- _Your task_: Reproduce every entry exactly.

- _Input_:
━━━━━━━━━━━━━━━━━━━━

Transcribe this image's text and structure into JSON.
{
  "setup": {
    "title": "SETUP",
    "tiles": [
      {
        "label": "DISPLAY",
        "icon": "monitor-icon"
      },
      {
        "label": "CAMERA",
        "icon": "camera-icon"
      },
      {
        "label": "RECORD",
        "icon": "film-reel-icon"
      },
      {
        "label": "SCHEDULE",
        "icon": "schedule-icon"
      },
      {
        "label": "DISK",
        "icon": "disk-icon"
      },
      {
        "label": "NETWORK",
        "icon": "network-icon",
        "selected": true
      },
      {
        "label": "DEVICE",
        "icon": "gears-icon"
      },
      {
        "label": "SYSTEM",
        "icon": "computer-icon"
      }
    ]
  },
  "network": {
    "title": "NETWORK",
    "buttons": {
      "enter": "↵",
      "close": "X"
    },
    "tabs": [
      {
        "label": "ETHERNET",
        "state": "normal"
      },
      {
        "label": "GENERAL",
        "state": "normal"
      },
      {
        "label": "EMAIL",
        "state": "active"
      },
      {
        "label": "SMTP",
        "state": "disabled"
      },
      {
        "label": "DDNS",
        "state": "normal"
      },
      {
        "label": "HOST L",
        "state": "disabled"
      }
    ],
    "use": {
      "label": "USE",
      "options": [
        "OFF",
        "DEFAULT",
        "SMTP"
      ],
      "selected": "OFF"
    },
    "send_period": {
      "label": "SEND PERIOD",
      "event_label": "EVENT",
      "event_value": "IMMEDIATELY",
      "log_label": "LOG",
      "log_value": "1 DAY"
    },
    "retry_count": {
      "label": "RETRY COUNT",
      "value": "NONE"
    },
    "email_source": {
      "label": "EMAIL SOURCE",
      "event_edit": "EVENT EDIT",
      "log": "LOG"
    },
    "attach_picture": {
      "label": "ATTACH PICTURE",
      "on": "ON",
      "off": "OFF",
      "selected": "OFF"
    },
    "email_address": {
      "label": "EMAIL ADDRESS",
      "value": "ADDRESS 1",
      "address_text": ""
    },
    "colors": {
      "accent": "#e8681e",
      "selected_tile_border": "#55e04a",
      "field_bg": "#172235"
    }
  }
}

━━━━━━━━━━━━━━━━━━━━

- _Answer to this task_:
Transcribe this image's text and structure into JSON.
{
  "setup": {
    "title": "SETUP",
    "tiles": [
      {
        "label": "DISPLAY",
        "icon": "monitor-icon"
      },
      {
        "label": "CAMERA",
        "icon": "camera-icon"
      },
      {
        "label": "RECORD",
        "icon": "film-reel-icon"
      },
      {
        "label": "SCHEDULE",
        "icon": "schedule-icon"
      },
      {
        "label": "DISK",
        "icon": "disk-icon"
      },
      {
        "label": "NETWORK",
        "icon": "network-icon",
        "selected": true
      },
      {
        "label": "DEVICE",
        "icon": "gears-icon"
      },
      {
        "label": "SYSTEM",
        "icon": "computer-icon"
      }
    ]
  },
  "network": {
    "title": "NETWORK",
    "buttons": {
      "enter": "↵",
      "close": "X"
    },
    "tabs": [
      {
        "label": "ETHERNET",
        "state": "normal"
      },
      {
        "label": "GENERAL",
        "state": "normal"
      },
      {
        "label": "EMAIL",
        "state": "active"
      },
      {
        "label": "SMTP",
        "state": "disabled"
      },
      {
        "label": "DDNS",
        "state": "normal"
      },
      {
        "label": "HOST L",
        "state": "disabled"
      }
    ],
    "use": {
      "label": "USE",
      "options": [
        "OFF",
        "DEFAULT",
        "SMTP"
      ],
      "selected": "OFF"
    },
    "send_period": {
      "label": "SEND PERIOD",
      "event_label": "EVENT",
      "event_value": "IMMEDIATELY",
      "log_label": "LOG",
      "log_value": "1 DAY"
    },
    "retry_count": {
      "label": "RETRY COUNT",
      "value": "NONE"
    },
    "email_source": {
      "label": "EMAIL SOURCE",
      "event_edit": "EVENT EDIT",
      "log": "LOG"
    },
    "attach_picture": {
      "label": "ATTACH PICTURE",
      "on": "ON",
      "off": "OFF",
      "selected": "OFF"
    },
    "email_address": {
      "label": "EMAIL ADDRESS",
      "value": "ADDRESS 1",
      "address_text": ""
    },
    "colors": {
      "accent": "#e8681e",
      "selected_tile_border": "#55e04a",
      "field_bg": "#172235"
    }
  }
}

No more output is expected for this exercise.